I recommend a Hario Skerton hand grinder for under $50. I personally have only used Zassenhaus hand grinders (used one exclusively for over a year), but sources that I trust report that the Hario is much easier to use and delivers a great grind.

If you want to get an automatic grinder, it’s hard for me to recommend anything less than the Baratza Virtuoso. It’s a shame, but Baratza’s cheaper grinders all seem to fail pretty quickly and consistently.

If you are a starving student, go for the Hario. Hand grinding your coffee builds character.

Price: $50 – 200


There aren’t any machines when brewing coffee (unless you count the Clover), just different vessels with various ways of filtering the grinds from the coffee.

Water Boiler

For these manual methods, you will need hot water. You can use a metal pot or kettle, but a water boiler is probably the most awesome invention EVER. The PINO digital kettle is pretty great and only costs a little more than most electric kettles. You can use it for all kinds of stuff that uses hot water, which is literally everything. Literally.

I have seen a few in thrift stores, but they are usually plastic, which makes your water taste like… plastic.

Price: $0 – 70

French Press

The Bodum Chambord is the classic, and one of the cheapest, french press options. It’s decent, but the screen is a hassle to clean and the carafe shatters from careless bumps in the sink.
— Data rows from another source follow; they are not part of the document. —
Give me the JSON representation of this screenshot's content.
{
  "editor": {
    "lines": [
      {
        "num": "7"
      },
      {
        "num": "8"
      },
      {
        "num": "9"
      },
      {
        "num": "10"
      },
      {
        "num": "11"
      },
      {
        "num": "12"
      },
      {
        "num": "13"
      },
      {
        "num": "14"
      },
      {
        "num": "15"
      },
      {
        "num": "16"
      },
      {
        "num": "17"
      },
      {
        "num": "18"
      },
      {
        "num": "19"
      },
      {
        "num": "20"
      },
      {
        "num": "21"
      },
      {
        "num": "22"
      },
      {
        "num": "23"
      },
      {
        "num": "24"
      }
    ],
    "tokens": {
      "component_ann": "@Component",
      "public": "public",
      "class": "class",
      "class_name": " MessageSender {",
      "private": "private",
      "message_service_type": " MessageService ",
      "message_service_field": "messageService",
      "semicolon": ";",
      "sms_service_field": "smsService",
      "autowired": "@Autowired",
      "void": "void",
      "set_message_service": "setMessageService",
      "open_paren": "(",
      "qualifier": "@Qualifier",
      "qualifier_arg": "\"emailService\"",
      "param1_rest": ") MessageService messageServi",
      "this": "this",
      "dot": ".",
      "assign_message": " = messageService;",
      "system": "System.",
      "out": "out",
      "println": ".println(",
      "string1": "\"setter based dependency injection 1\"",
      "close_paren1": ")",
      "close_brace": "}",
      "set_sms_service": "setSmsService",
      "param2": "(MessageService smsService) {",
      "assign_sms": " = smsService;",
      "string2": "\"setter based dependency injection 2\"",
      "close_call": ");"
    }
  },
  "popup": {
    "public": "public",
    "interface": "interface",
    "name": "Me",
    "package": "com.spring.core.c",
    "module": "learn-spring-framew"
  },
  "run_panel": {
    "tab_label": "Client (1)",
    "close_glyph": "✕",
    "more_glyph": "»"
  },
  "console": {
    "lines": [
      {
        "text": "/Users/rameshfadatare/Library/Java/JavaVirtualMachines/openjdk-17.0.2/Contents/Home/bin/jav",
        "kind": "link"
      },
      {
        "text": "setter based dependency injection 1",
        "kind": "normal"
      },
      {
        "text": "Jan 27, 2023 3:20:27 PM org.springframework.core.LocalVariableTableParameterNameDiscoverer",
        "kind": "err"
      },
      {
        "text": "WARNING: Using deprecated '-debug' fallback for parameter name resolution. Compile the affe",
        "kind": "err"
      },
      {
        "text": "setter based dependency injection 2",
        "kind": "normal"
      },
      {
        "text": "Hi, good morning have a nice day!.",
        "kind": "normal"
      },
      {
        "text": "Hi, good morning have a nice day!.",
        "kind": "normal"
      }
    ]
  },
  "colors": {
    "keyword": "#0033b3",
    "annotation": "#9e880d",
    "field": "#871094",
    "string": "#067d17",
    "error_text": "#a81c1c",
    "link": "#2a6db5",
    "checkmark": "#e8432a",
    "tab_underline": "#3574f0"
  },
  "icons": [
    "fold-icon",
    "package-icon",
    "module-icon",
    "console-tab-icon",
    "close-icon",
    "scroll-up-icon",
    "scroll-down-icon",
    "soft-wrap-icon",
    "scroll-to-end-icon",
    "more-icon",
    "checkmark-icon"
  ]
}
The Bodum Brazil has a plastic frame and handle, but is otherwise the same as the Chambord for almost half the price.

I’ve seen cheaper Bodum french presses in thrift stores pretty often, so check there first.

Price: $19 – 35

How-To by Barefoot


Find more french press videos here:


A drip cone is a drip cone, you can get one in most groceries. I would just recommend not getting a plastic one, the Hario V60 is the most popular and probably what you see in cafes. You can also get the clear version, which is cheaper (I’m not sure why).

Price: $13.50 – 22

How-To by Tonx

Hario V60 pourover how-to from tonx on Vimeo.


I’ve saved this for last, but it might be the best mix of affordability, ease of use, and quality coffee. The reason I saved it for last is because I just ordered one myself, having never actually used it. However, I’m still waiting to find an opinion that pans it as a gimmick from someone I trust. It seems that everyone, from layman to professional, praises the Aeropress. Even the professionals that were very skeptical of it were surprised that it makes good coffee.

I’m leaving out impressions until I actually try it for a while, but take a look at the video to and see why some people call it idiot-proof.

Price: $24

How-To by Doubleshot

Aeropress from doubleshot – pražírna kávy on Vimeo.

Price breakdown

Since this is supposed to guide you through the cheapest way to enter the world of good coffee at home, here’s the price breakdown.

Method Cheapest Upgraded
French Press $69 $305
Drip $63.5 $292
Aeropress $74 $305

As you can see, there’s very little difference in price between the different methods and the low/medium end setups I recommend. The most expensive upgrade by far is the grinder ($200 vs $50). If you can handle the hand-grinding, go for it.

Now for a price breakdown vs buying coffee. Lets say that the cheapest home-setup is around $70 and the mid-level setup is around $300. As I mentioned before, I spend about $10.50 – 14 on 12oz of beans, which should last you around nine 12oz cups of coffee.

$10.50 / 9 = $1.17 or $14 / 9 = $1.55 per cup of coffee

Lets assume that a cup of coffee costs around $2 from a cafe; you would save $0.83 – $0.45 if you make it yourself. If you drink a cup a day, after a year you will have spent $302.95, which is $164.25 more than if you had made the coffee yourself. If you drink more than a cup a day, the difference is even greater. And lets not forget, the coffee you make at home is good coffee.

It would take you 84 days, or 84 cups of coffee, to break even if you went the cheaper gear route and were buying $10.5 bags of beans.2

It would take a little less than two years, or 667 cups of coffee, for you to break even if you went with the Expensive gear and were buying $14 12oz bags of coffee beans.3

  1. Brewed coffee, not espresso
  2. $70 / 0.83 = 84.33
  3. $300 / 0.45 = 666.66